## Your goal
Everything in the entries except the pictures should be repeated exactly.

## Records to use
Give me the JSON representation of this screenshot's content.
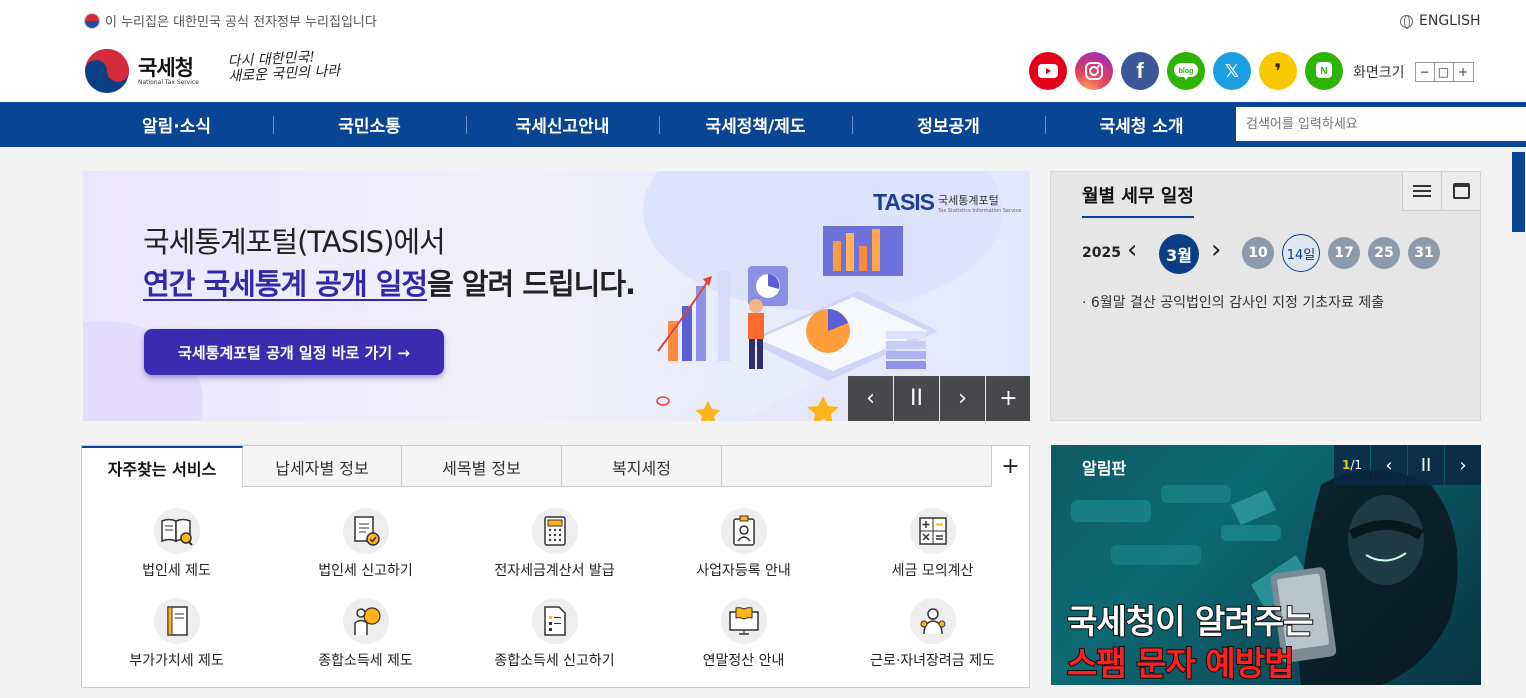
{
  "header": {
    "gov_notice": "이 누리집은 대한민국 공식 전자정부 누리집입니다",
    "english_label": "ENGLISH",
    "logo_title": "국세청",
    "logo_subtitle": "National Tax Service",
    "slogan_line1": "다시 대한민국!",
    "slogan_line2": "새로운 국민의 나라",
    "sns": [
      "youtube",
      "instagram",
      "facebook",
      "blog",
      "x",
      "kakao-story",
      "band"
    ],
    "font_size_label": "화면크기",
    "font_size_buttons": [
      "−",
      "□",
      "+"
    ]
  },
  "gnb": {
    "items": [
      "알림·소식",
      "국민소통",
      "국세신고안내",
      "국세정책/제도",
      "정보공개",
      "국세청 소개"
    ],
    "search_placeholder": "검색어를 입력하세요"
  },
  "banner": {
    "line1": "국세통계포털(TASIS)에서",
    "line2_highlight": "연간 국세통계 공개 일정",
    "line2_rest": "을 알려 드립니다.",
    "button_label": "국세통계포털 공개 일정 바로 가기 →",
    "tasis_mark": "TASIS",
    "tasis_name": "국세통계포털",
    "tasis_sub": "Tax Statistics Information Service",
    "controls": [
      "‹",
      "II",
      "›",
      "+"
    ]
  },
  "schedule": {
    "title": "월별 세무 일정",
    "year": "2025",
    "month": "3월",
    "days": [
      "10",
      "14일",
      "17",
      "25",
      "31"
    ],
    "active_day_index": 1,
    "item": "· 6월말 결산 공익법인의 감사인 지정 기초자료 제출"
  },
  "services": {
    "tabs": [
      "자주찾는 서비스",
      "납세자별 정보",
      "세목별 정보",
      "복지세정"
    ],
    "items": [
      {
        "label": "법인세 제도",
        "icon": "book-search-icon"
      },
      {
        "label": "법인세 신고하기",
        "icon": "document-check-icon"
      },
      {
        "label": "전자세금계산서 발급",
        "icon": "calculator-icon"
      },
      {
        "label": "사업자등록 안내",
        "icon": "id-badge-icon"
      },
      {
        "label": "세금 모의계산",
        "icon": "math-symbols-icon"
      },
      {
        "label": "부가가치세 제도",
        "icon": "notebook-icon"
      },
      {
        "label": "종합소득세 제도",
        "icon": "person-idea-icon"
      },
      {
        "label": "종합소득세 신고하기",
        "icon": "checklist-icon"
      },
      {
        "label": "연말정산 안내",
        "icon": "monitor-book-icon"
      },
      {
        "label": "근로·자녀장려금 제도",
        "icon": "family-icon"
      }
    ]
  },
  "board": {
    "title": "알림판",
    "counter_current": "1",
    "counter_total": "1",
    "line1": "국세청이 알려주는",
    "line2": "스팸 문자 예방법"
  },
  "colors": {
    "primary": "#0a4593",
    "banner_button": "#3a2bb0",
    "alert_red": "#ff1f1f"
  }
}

## Result of this exercise
Give me the JSON representation of this screenshot's content.
{
  "header": {
    "gov_notice": "이 누리집은 대한민국 공식 전자정부 누리집입니다",
    "english_label": "ENGLISH",
    "logo_title": "국세청",
    "logo_subtitle": "National Tax Service",
    "slogan_line1": "다시 대한민국!",
    "slogan_line2": "새로운 국민의 나라",
    "sns": [
      "youtube",
      "instagram",
      "facebook",
      "blog",
      "x",
      "kakao-story",
      "band"
    ],
    "font_size_label": "화면크기",
    "font_size_buttons": [
      "−",
      "□",
      "+"
    ]
  },
  "gnb": {
    "items": [
      "알림·소식",
      "국민소통",
      "국세신고안내",
      "국세정책/제도",
      "정보공개",
      "국세청 소개"
    ],
    "search_placeholder": "검색어를 입력하세요"
  },
  "banner": {
    "line1": "국세통계포털(TASIS)에서",
    "line2_highlight": "연간 국세통계 공개 일정",
    "line2_rest": "을 알려 드립니다.",
    "button_label": "국세통계포털 공개 일정 바로 가기 →",
    "tasis_mark": "TASIS",
    "tasis_name": "국세통계포털",
    "tasis_sub": "Tax Statistics Information Service",
    "controls": [
      "‹",
      "II",
      "›",
      "+"
    ]
  },
  "schedule": {
    "title": "월별 세무 일정",
    "year": "2025",
    "month": "3월",
    "days": [
      "10",
      "14일",
      "17",
      "25",
      "31"
    ],
    "active_day_index": 1,
    "item": "· 6월말 결산 공익법인의 감사인 지정 기초자료 제출"
  },
  "services": {
    "tabs": [
      "자주찾는 서비스",
      "납세자별 정보",
      "세목별 정보",
      "복지세정"
    ],
    "items": [
      {
        "label": "법인세 제도",
        "icon": "book-search-icon"
      },
      {
        "label": "법인세 신고하기",
        "icon": "document-check-icon"
      },
      {
        "label": "전자세금계산서 발급",
        "icon": "calculator-icon"
      },
      {
        "label": "사업자등록 안내",
        "icon": "id-badge-icon"
      },
      {
        "label": "세금 모의계산",
        "icon": "math-symbols-icon"
      },
      {
        "label": "부가가치세 제도",
        "icon": "notebook-icon"
      },
      {
        "label": "종합소득세 제도",
        "icon": "person-idea-icon"
      },
      {
        "label": "종합소득세 신고하기",
        "icon": "checklist-icon"
      },
      {
        "label": "연말정산 안내",
        "icon": "monitor-book-icon"
      },
      {
        "label": "근로·자녀장려금 제도",
        "icon": "family-icon"
      }
    ]
  },
  "board": {
    "title": "알림판",
    "counter_current": "1",
    "counter_total": "1",
    "line1": "국세청이 알려주는",
    "line2": "스팸 문자 예방법"
  },
  "colors": {
    "primary": "#0a4593",
    "banner_button": "#3a2bb0",
    "alert_red": "#ff1f1f"
  }
}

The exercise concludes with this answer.